> DATA FOR PROCESSING

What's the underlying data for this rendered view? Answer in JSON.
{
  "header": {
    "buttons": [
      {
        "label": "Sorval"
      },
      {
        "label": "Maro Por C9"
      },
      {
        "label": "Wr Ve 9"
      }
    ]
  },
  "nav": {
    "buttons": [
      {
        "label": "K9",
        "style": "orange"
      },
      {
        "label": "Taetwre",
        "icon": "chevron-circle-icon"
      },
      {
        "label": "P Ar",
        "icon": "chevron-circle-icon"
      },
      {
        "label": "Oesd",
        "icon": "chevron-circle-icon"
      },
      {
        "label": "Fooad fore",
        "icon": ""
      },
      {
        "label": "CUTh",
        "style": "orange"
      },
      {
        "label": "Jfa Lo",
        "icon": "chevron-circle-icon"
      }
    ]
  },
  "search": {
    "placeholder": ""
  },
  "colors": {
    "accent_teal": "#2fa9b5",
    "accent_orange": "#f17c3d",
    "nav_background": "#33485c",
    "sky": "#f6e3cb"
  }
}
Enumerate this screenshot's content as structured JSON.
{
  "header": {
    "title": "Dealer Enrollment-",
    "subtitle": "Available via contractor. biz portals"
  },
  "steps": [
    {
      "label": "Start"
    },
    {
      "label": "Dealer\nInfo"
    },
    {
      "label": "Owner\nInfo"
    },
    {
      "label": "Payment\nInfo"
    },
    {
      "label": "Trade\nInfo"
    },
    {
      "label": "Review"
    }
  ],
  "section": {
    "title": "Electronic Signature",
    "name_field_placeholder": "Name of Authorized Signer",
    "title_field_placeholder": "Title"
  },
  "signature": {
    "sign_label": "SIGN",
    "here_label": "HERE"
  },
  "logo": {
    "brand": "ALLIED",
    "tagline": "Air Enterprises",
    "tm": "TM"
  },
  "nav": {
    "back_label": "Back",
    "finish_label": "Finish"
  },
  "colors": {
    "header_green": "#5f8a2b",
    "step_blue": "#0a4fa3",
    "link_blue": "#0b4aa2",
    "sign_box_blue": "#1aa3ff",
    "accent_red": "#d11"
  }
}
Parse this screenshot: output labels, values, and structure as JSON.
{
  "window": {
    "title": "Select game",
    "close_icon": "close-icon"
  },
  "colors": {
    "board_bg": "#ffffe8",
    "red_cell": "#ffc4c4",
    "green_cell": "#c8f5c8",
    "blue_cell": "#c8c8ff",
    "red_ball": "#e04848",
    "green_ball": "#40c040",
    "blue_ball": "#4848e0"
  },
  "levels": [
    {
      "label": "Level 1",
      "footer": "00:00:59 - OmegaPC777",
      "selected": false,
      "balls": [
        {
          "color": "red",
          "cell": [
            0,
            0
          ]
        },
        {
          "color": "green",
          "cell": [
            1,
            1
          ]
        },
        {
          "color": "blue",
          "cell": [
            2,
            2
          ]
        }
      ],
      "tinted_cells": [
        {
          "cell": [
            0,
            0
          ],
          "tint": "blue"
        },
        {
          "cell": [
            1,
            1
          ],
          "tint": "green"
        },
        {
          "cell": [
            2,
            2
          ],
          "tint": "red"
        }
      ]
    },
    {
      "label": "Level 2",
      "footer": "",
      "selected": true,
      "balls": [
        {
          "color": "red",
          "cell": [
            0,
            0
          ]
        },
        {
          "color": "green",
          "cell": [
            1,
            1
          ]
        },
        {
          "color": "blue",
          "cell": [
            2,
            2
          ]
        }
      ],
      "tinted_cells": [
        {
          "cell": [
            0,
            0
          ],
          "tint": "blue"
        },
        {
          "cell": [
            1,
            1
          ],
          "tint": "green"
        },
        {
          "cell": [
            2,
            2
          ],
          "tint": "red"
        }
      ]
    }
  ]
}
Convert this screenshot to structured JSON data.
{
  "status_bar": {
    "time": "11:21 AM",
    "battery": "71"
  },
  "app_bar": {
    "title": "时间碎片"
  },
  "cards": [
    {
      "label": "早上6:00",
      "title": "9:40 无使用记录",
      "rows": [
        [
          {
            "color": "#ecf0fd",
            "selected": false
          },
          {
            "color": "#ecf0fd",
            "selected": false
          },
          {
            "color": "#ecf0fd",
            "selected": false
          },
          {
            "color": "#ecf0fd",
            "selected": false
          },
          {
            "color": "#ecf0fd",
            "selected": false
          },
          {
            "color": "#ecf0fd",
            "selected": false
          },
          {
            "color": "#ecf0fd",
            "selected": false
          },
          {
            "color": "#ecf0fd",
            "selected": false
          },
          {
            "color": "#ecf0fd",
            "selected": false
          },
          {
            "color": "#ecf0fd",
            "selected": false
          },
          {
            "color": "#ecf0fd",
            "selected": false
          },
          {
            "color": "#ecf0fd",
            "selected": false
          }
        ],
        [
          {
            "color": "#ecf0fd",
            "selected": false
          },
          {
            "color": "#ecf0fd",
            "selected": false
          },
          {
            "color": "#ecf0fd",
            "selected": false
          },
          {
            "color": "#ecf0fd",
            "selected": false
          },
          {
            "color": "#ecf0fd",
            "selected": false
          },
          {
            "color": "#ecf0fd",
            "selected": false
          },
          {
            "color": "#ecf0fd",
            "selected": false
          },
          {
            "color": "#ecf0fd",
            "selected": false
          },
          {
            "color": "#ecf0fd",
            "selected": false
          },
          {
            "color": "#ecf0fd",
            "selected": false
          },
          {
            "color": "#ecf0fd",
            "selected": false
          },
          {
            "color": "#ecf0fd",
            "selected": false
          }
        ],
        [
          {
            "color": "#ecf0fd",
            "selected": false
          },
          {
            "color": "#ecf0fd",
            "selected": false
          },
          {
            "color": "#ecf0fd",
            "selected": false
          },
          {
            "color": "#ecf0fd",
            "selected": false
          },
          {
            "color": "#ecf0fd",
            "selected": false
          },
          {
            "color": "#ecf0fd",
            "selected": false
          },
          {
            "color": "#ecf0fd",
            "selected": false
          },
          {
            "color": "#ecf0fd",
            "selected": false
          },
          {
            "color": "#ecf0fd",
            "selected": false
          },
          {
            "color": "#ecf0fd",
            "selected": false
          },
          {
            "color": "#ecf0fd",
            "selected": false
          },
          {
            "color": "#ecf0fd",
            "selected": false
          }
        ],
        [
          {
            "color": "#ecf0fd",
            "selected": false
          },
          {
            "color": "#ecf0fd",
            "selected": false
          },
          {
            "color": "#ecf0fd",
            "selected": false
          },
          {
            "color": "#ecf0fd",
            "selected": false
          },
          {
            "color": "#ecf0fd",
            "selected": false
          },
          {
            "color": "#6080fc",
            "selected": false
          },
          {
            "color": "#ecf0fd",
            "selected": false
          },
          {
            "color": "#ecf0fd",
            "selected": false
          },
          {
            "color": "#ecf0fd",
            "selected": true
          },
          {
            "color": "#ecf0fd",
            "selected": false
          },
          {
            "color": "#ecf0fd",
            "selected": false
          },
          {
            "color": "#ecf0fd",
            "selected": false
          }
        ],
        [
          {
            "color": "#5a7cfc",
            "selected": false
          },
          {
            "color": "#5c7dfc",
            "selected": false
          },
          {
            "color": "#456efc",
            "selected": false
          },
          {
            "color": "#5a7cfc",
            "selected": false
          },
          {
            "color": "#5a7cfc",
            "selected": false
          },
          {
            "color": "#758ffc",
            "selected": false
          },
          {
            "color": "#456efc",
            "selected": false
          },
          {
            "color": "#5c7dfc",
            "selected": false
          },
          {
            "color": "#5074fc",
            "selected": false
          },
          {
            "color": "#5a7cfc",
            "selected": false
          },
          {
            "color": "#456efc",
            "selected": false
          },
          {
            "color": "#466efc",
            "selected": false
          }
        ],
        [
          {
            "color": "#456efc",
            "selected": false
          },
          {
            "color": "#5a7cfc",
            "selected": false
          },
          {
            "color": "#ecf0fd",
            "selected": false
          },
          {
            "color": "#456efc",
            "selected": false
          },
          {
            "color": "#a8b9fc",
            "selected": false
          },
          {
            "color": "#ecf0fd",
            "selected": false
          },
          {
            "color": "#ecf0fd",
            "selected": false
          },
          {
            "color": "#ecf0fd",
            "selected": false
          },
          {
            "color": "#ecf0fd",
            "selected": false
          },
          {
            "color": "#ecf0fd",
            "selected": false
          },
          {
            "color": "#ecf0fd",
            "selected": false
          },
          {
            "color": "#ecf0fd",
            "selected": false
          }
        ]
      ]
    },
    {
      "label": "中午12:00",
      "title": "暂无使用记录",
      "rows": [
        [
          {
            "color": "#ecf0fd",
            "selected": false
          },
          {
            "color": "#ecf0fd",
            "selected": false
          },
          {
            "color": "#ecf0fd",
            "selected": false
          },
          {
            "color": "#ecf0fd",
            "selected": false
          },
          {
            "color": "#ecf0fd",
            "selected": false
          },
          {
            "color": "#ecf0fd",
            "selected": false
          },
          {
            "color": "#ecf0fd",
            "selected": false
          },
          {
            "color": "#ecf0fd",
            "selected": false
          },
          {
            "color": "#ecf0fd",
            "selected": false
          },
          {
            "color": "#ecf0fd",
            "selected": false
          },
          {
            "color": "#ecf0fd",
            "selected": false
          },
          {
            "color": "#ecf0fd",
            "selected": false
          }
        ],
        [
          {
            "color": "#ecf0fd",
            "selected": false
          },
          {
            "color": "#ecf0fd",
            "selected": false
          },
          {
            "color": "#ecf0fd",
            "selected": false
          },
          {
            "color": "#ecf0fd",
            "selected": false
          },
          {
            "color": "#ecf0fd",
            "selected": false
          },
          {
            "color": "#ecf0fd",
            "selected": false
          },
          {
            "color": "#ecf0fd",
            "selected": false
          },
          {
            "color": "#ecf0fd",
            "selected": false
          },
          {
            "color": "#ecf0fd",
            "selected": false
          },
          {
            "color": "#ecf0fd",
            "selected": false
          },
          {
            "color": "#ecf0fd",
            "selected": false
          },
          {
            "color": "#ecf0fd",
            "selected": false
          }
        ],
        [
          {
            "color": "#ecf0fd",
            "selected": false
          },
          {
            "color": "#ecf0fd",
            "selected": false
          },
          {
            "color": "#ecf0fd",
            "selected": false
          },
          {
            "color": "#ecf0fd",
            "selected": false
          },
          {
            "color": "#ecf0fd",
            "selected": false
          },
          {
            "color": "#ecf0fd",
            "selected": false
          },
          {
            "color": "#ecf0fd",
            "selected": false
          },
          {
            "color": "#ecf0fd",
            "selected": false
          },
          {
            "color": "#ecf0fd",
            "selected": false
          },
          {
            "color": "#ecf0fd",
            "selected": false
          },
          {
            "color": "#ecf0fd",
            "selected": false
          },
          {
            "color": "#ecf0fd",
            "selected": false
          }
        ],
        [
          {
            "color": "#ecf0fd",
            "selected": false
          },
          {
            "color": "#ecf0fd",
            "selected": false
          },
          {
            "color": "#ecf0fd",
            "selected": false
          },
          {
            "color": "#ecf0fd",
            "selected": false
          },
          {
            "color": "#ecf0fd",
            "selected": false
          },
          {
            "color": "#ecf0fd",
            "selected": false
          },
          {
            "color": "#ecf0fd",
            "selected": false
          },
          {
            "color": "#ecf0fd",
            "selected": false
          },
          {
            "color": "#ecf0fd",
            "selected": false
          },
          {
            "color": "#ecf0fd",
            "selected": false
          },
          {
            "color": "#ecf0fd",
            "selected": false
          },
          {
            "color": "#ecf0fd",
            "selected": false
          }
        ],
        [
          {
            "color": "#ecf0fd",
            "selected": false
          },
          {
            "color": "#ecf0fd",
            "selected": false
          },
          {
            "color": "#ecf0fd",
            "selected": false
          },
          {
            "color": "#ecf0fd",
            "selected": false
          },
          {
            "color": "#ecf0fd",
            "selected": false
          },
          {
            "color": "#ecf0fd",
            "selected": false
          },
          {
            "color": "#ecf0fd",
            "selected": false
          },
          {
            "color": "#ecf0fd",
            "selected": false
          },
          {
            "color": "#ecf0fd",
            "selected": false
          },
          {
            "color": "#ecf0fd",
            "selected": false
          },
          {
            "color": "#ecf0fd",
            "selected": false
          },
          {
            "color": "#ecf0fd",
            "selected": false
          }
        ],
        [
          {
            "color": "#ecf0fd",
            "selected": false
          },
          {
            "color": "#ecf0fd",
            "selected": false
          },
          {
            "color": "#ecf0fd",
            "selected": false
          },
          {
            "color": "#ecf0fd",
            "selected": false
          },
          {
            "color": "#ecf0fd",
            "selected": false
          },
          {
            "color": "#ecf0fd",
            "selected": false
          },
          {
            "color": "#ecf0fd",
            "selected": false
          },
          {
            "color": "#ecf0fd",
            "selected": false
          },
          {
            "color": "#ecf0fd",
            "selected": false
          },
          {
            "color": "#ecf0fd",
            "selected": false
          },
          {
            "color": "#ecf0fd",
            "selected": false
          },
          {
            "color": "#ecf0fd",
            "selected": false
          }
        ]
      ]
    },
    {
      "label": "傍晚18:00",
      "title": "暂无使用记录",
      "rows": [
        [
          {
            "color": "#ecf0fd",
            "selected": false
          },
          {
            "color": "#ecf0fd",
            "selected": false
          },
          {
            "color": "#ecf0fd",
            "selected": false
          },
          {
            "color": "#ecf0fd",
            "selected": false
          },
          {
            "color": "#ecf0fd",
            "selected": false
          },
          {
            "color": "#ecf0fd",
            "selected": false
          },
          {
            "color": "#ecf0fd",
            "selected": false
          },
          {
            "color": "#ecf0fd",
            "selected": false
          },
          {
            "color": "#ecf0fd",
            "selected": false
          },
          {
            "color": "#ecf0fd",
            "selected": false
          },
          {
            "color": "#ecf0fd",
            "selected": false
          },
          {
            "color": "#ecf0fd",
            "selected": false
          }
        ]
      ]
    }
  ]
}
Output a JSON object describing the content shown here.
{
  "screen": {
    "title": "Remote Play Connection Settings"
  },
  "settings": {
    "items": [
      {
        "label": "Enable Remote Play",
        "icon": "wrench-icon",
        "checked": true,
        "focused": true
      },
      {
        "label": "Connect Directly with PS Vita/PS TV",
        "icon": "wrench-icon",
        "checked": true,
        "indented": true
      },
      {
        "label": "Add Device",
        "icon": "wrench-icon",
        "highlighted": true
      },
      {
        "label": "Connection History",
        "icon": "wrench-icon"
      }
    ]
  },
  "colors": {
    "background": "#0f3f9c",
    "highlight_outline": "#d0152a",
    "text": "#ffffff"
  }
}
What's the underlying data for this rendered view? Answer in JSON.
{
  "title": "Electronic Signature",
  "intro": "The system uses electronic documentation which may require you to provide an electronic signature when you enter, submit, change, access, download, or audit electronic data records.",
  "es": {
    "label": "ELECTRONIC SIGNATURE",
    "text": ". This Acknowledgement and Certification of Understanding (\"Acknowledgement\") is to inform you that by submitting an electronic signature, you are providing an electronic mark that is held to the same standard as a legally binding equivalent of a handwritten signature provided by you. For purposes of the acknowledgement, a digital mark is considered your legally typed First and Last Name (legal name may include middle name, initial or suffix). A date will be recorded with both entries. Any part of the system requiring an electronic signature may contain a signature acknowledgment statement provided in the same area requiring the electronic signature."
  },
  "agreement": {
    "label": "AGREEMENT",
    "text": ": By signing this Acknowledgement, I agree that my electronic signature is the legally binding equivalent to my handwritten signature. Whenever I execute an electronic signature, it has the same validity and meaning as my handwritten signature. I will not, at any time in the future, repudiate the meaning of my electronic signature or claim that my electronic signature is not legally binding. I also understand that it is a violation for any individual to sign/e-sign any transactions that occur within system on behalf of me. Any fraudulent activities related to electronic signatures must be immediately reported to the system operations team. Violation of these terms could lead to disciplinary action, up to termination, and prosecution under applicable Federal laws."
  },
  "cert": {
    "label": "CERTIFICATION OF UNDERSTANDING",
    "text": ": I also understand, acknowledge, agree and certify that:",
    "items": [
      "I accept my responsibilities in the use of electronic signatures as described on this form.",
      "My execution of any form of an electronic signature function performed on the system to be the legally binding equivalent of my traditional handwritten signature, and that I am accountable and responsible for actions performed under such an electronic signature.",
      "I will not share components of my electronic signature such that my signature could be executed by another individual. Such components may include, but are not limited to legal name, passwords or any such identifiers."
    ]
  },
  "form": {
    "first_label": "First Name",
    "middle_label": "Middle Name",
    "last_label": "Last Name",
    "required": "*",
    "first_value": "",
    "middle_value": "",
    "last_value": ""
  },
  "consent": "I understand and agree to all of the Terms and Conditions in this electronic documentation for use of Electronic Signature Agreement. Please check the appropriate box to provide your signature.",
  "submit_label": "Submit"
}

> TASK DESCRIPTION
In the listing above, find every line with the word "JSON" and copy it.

> OUTPUT OF THE EXERCISE
What's the underlying data for this rendered view? Answer in JSON.
Enumerate this screenshot's content as structured JSON.
Parse this screenshot: output labels, values, and structure as JSON.
Convert this screenshot to structured JSON data.
Output a JSON object describing the content shown here.
What's the underlying data for this rendered view? Answer in JSON.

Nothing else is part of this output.